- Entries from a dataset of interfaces
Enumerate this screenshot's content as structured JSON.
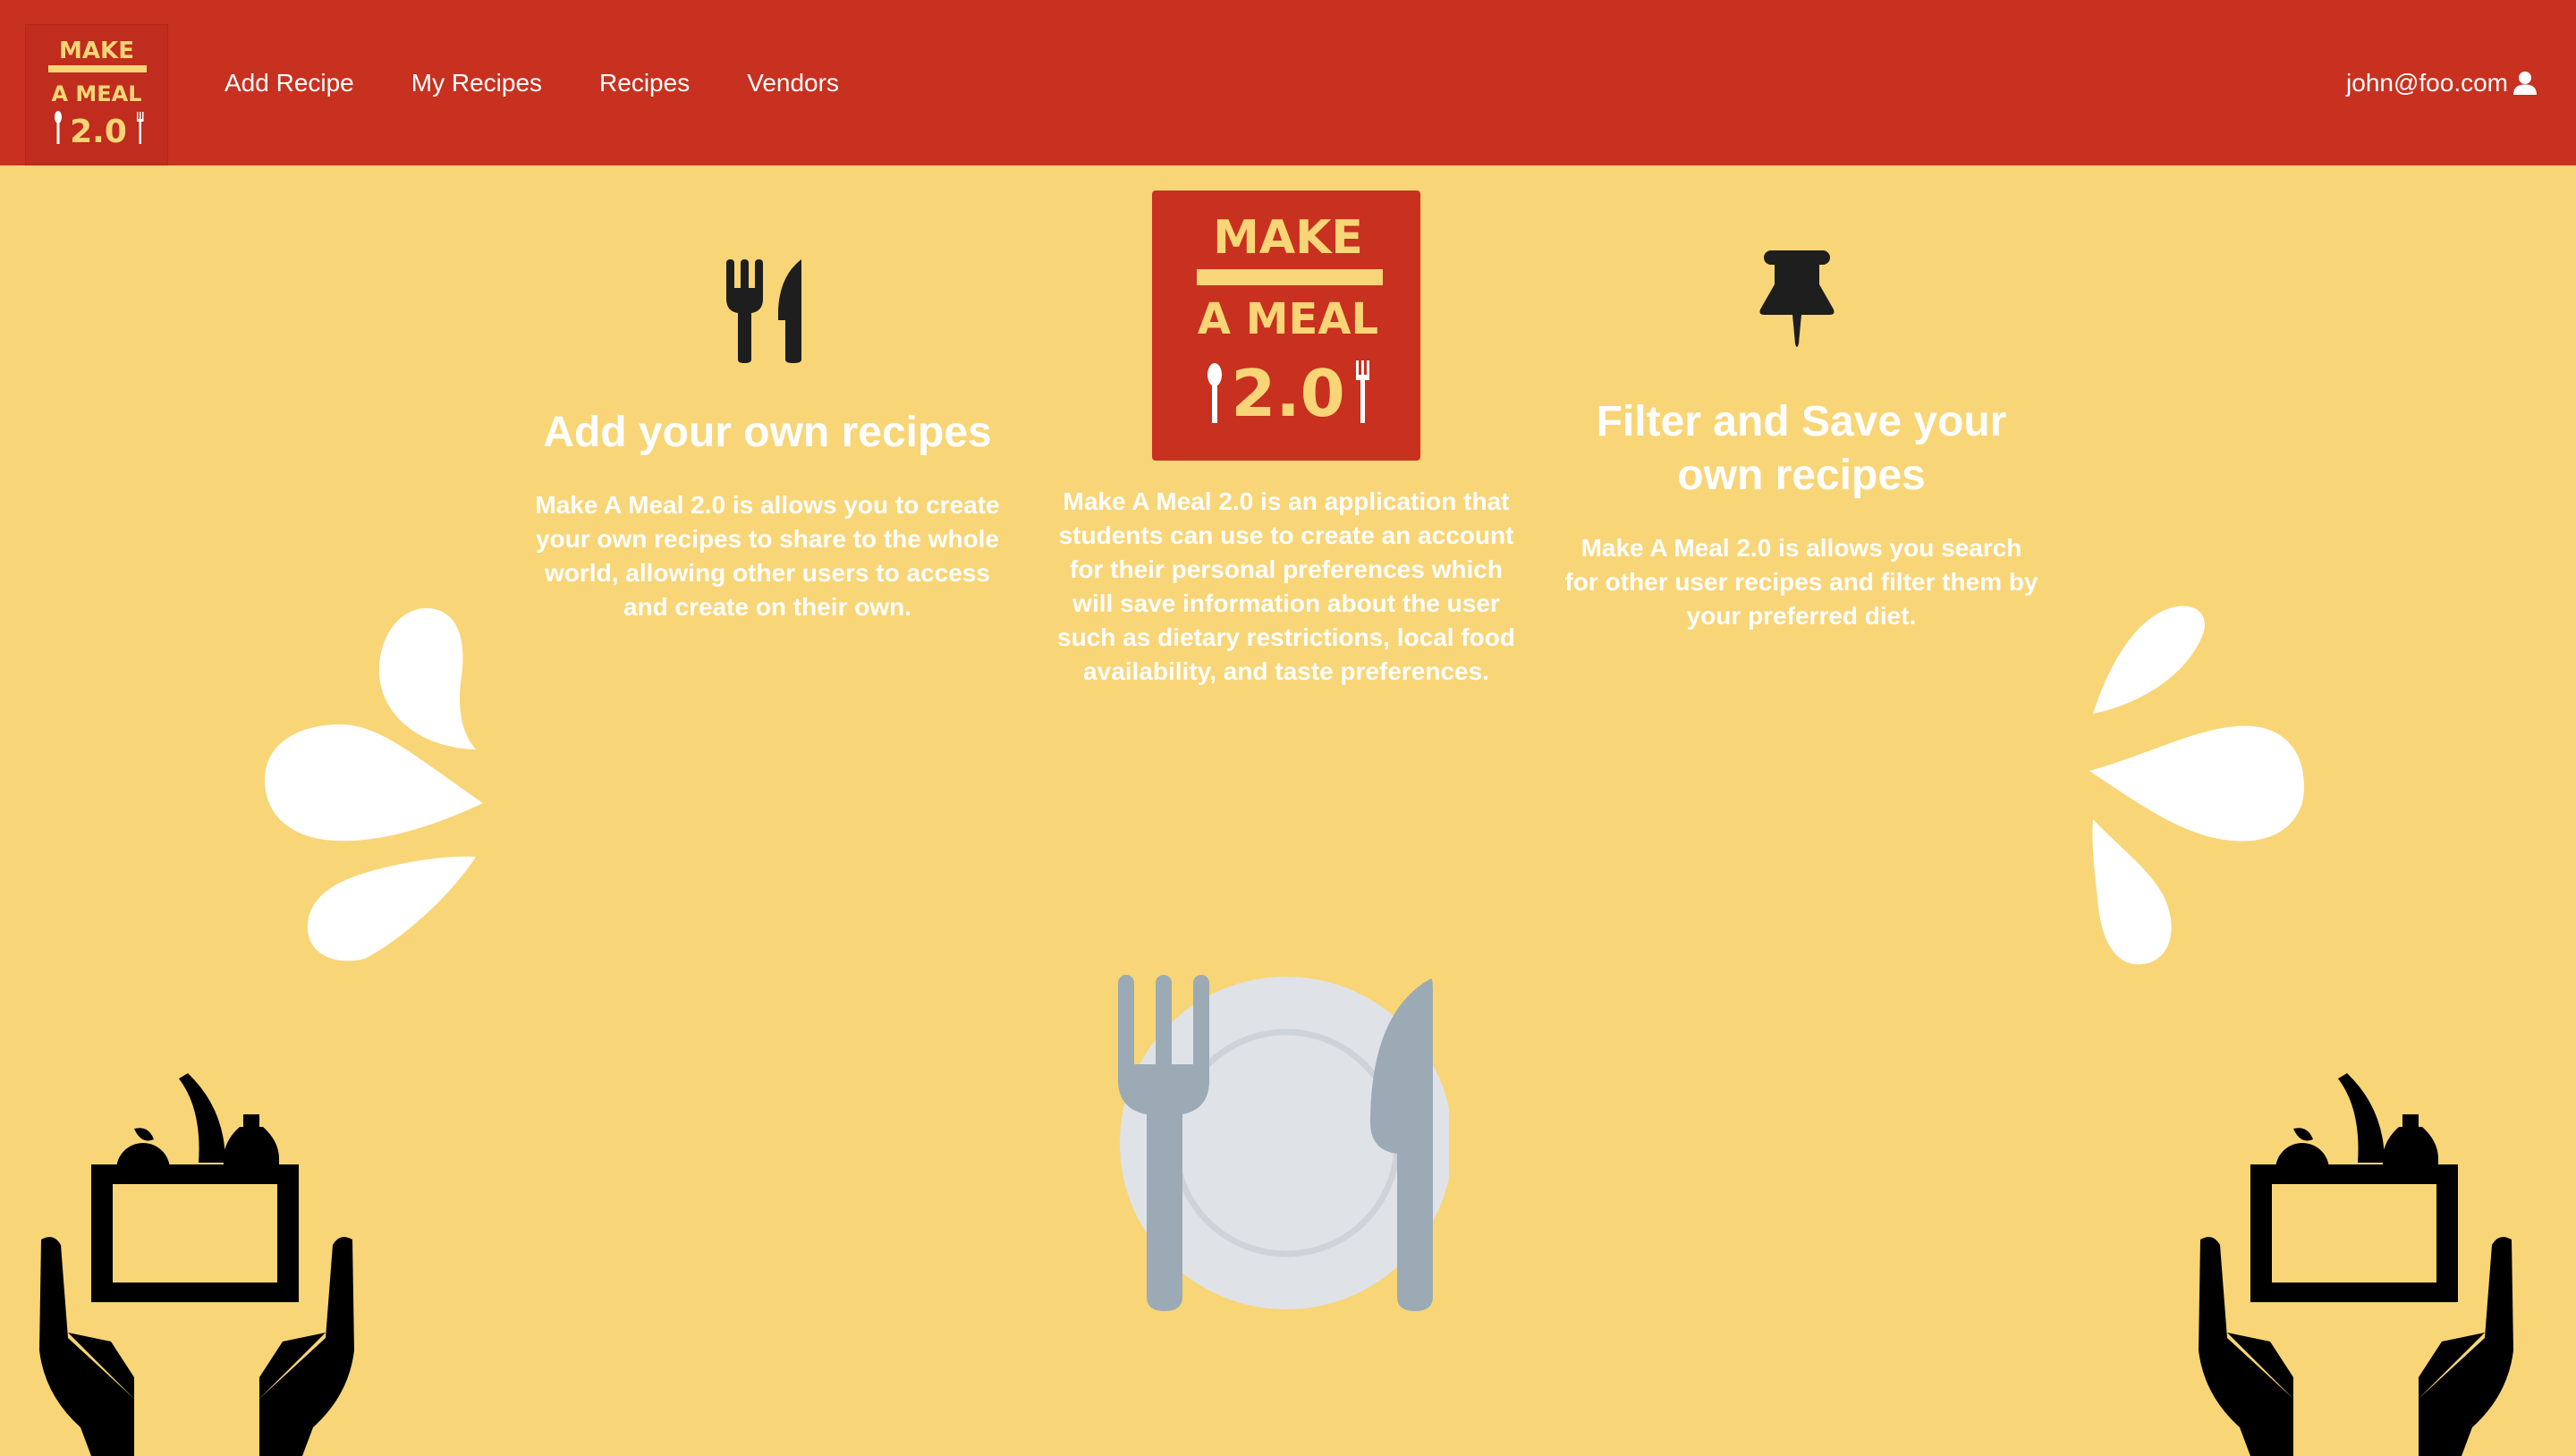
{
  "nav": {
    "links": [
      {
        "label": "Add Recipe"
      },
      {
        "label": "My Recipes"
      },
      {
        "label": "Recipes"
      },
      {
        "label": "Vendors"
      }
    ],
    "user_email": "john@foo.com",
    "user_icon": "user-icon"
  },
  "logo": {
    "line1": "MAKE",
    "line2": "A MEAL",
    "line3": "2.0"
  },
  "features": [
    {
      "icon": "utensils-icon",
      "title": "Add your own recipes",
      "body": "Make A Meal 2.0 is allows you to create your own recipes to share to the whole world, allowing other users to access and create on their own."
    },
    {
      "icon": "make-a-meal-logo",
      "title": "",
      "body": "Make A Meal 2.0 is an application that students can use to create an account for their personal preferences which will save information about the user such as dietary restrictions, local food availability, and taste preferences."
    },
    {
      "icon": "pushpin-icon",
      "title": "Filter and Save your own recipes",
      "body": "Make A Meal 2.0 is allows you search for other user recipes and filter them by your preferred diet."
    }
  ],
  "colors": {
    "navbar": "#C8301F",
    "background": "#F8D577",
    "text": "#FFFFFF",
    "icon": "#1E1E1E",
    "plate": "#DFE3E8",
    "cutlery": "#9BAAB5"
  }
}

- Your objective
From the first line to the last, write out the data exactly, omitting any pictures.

- Response to this task
Enumerate this screenshot's content as structured JSON.
{
  "nav": {
    "links": [
      {
        "label": "Add Recipe"
      },
      {
        "label": "My Recipes"
      },
      {
        "label": "Recipes"
      },
      {
        "label": "Vendors"
      }
    ],
    "user_email": "john@foo.com",
    "user_icon": "user-icon"
  },
  "logo": {
    "line1": "MAKE",
    "line2": "A MEAL",
    "line3": "2.0"
  },
  "features": [
    {
      "icon": "utensils-icon",
      "title": "Add your own recipes",
      "body": "Make A Meal 2.0 is allows you to create your own recipes to share to the whole world, allowing other users to access and create on their own."
    },
    {
      "icon": "make-a-meal-logo",
      "title": "",
      "body": "Make A Meal 2.0 is an application that students can use to create an account for their personal preferences which will save information about the user such as dietary restrictions, local food availability, and taste preferences."
    },
    {
      "icon": "pushpin-icon",
      "title": "Filter and Save your own recipes",
      "body": "Make A Meal 2.0 is allows you search for other user recipes and filter them by your preferred diet."
    }
  ],
  "colors": {
    "navbar": "#C8301F",
    "background": "#F8D577",
    "text": "#FFFFFF",
    "icon": "#1E1E1E",
    "plate": "#DFE3E8",
    "cutlery": "#9BAAB5"
  }
}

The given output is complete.